The Durham Castle Lecture series has been made possible thanks to a generous gift from Santander Universities

Upcoming Lectures

26 April - Professor Michael Walzer

Professor Emeritus, Institute of Advanced Study, Princeton University

Global Government and the Politics of Pretending

In this lecture, I will try to answer two questions. First, what sort of global order should we be working for? I mean to give an unconventional answer to that question, which I won't anticipate here. Second, what are the currently existing agencies of global governance and how well are they working? Not very well, I will argue, and then suggest some paths toward improvement.

More information

Unfortunately, due to unforseen circumstances, Professor Walzer has had to cancel his visit to Durham, and consequently the lecture. He hopes to reschedule for the 2017/18 academic year.


10 May - Professor Stefan Collini

Emeritus Professor of Intellectual History and English Literature, University of Cambridge

Mind your language: the vocabulary of higher education today

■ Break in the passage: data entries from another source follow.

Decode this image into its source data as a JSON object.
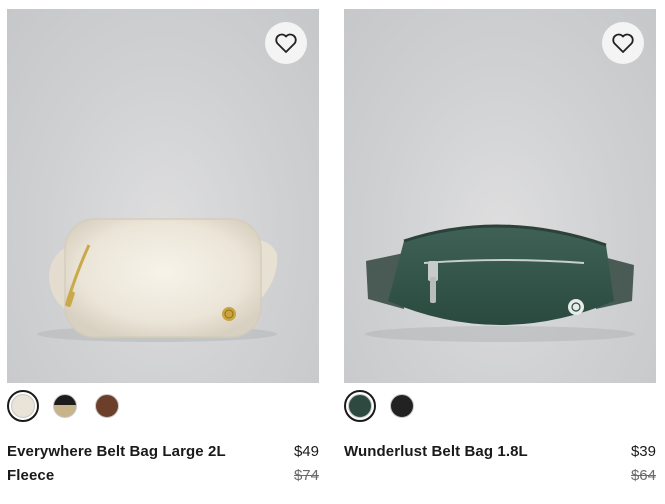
{
  "products": [
    {
      "name": "Everywhere Belt Bag Large 2L Fleece",
      "price": "$49",
      "original_price": "$74",
      "icon": "heart-outline-icon",
      "swatches": [
        {
          "name": "white-fleece",
          "color": "#e9e3d8",
          "selected": true
        },
        {
          "name": "black-tan",
          "color": "split-black-tan",
          "selected": false
        },
        {
          "name": "brown",
          "color": "#6b3f2a",
          "selected": false
        }
      ]
    },
    {
      "name": "Wunderlust Belt Bag 1.8L",
      "price": "$39",
      "original_price": "$64",
      "icon": "heart-outline-icon",
      "swatches": [
        {
          "name": "dark-green",
          "color": "#2e4a40",
          "selected": true
        },
        {
          "name": "black",
          "color": "#222222",
          "selected": false
        }
      ]
    }
  ]
}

The far-reaching changes in the character of Britain’s universities in recent decades have been accompanied by - in part legitimated by, perhaps even facilitated by - a striking transformation in the everyday vocabulary of academic life. This lecture does not aim to make fun of various neologisms or to lament the infelicities of official documents (well, maybe a little). Instead, it asks what these linguistic shifts tell us about the real nature of the ‘reforms’ of higher education and how they relate to more fundamental shifts in society and social attitudes. The aims and objectives of the lecture do not include quantifiable deliverables; customers are recommended to bring their own supplies of salt.

More information


Contact Details

Durham University,
Durham,
DH1 3RW,
Durham Castle